Come gather ’round people
Wherever you roam
And admit that the waters
Around you have grown
And accept it that soon
You’ll be drenched to the bone
If your time to you is worth savin’
Then you better start swimmin’ or you’ll sink like a stone
For the times they are a-changin’

Come writers and critics
Who prophesize with your pen
And keep your eyes wide
The chance won’t come again
And don’t speak too soon
For the wheel’s still in spin
And there’s no tellin’ who that it’s namin’
For the loser now will be later to win
For the times they are a-changin’

Come senators, congressmen
Please heed the call
Don’t stand in the doorway
Don’t block up the hall
For he that gets hurt
Will be he who has stalled
There’s a battle outside and it is ragin’
It’ll soon shake your windows and rattle your walls
For the times they are a-changin’

Come mothers and fathers
Throughout the land
And don’t criticize
What you can’t understand
Your sons and your daughters
Are beyond your command
Your old road is rapidly agin’
Please get out of the new one if you can’t lend your hand
For the times they are a-changin’

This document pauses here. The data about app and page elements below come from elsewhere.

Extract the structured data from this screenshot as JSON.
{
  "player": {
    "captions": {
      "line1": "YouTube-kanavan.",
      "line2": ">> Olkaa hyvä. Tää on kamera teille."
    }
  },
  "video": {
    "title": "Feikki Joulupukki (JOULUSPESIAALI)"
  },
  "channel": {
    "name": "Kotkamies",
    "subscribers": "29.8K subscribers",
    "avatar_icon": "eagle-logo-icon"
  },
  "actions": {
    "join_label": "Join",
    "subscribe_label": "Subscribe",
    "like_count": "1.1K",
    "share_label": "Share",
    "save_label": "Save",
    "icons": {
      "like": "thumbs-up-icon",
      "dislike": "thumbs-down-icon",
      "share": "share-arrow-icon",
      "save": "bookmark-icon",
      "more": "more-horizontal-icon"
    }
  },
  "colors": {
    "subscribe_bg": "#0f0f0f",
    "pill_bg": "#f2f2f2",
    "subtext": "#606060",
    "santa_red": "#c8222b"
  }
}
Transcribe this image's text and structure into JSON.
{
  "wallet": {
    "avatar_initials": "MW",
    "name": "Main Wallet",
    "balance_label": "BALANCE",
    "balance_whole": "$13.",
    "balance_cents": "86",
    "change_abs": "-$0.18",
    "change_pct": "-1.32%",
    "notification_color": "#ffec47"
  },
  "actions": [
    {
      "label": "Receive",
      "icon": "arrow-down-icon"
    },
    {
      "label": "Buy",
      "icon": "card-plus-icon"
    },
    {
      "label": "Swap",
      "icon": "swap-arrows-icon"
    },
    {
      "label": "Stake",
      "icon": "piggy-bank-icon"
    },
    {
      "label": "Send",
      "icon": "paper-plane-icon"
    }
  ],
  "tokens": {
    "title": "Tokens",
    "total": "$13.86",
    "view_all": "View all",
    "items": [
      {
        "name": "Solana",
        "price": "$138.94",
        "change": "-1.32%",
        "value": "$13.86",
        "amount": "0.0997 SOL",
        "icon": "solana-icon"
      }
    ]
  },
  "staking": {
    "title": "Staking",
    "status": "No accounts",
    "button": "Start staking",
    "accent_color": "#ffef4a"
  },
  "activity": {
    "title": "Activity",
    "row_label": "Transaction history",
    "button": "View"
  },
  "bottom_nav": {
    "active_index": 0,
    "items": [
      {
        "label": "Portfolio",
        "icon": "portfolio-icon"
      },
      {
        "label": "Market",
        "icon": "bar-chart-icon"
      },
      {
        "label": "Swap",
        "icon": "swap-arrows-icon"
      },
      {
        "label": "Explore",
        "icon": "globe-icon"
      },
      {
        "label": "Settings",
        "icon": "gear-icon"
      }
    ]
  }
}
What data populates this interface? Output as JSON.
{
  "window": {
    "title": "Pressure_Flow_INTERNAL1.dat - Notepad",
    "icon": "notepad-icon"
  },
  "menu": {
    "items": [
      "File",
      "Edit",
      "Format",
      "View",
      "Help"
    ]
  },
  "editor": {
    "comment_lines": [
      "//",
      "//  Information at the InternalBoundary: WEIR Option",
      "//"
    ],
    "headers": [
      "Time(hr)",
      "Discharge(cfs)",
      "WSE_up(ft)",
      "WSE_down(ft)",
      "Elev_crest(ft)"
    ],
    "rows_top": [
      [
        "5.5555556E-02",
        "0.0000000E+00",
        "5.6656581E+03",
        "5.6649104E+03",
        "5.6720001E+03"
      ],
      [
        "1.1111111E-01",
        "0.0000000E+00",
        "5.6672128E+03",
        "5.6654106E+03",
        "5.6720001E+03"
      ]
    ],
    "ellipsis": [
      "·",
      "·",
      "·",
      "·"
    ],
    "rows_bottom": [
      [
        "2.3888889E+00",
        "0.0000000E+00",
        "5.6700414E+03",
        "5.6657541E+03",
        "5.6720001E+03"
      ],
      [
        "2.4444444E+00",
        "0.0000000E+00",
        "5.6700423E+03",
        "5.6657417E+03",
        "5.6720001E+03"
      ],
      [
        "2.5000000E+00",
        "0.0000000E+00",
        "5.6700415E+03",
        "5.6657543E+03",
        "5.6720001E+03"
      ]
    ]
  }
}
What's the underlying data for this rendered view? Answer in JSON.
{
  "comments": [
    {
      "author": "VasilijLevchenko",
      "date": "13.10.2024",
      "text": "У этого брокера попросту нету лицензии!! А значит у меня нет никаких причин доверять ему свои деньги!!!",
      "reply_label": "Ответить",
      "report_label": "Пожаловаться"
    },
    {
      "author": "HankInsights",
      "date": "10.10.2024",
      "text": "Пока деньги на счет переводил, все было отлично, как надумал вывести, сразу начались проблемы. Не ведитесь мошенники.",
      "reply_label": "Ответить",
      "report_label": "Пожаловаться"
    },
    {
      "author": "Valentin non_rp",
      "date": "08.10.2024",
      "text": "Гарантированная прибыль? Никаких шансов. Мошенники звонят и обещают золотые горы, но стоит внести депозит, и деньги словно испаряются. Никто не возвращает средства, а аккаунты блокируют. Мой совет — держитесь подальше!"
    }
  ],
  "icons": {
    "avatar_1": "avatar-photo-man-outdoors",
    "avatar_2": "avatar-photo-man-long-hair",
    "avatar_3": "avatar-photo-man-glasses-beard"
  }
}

The line it is drawn
The curse it is cast
The slow one now
Will later be fast
As the present now
Will later be past
The order is rapidly fadin’
And the first one now will later be last
For the times they are a-changin’